There are, however, a couple of serious oversights. The lack of hand protectors and a push to cancel indicator switch are annoying. And whoever chose the dinky handlebar mounted tool bag wasn't too bothered about seeing what the speedo was up to.

Given the bike's specification its no surprise that riding the TT feels much like being on a higher and slightly pokier XT600 with beautiful suspension and infinitely better looks. The engine is crude compared with the KLX, the gearbox is nowhere near as smooth and the clutch needs a pretty hefty pull. But it's a crudeness that's not without charm. Blap around town on the TT and despite its bastard origins you its feel you're on a thoroughbred. It's just a little bit nervy, and a touch high spirited. The brakes bite hard, the semi-knobbly Pirelli Rally Cross tyres squirm a tad and the forks dive alarmingly under braking. But next to the somewhat antiseptic KLX full of character and not a bad pose.

The only thing that seriously hampers the TT's urban aptitude is the lack of an electric starter. Its not an easy bike to start, especially when the engine's in that twilight zone between stone cold and hot. Out. of town, on anything resembling a straight road the TT is frankly a pain in the arse. But then name a real trail bike that isn't. A 50-mile run down the motorway to your favourite off-road riding area is bearable. Only masochists would want to go further.

Off-road the TT behaves better than a 135kg motorcycle has any right to. Old the TT's frame might be, but its geometry is essentially right. Whereas the KLX's front wheel seemed glued to the ground, the TT is much better balanced. But the bike's forte is its suspension. It floats over ruts and bumps and refuses to get badly out of shape. It's not a bike you'd want to be up to your armpits in mud with on a Hampshire trail, but on fast, open tracks it's OK.
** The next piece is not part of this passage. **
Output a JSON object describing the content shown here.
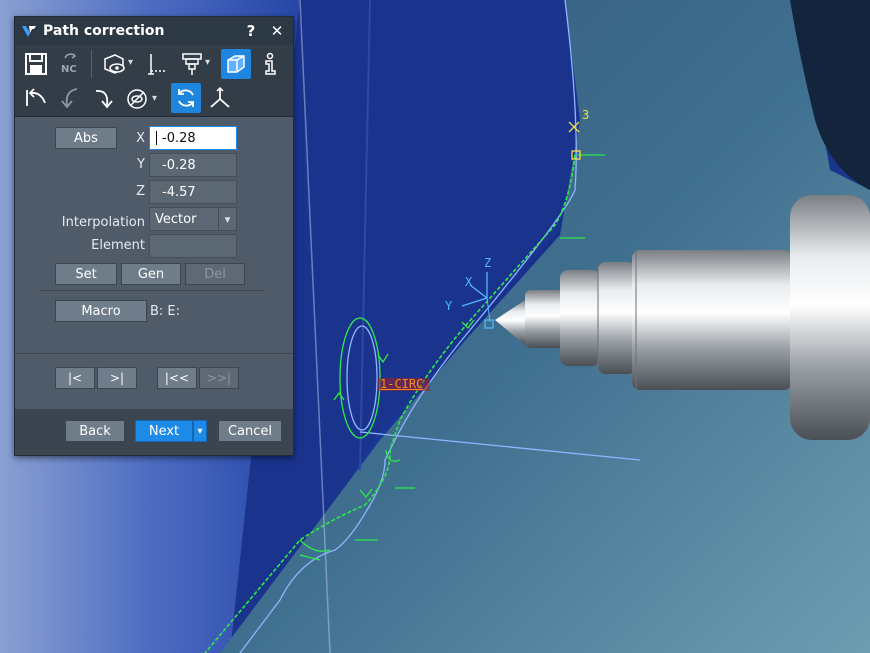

Overall then, give or take a few creature comforts, Belgarda has succeeded in producing a better 'real' bigtrailie than Kawasaki. The problem is, unless you're incredibly talented, any 600 trail bike is too heavy to be fun off-road. And if it's not fun what's the point? Which is probably why the Japanese gave up trying to defy the laws of physics and started turning out tarmac-friendly Paris-Dakar replicas; and why anybody who is serious about going off-road should buy something smaller.

Chris Eva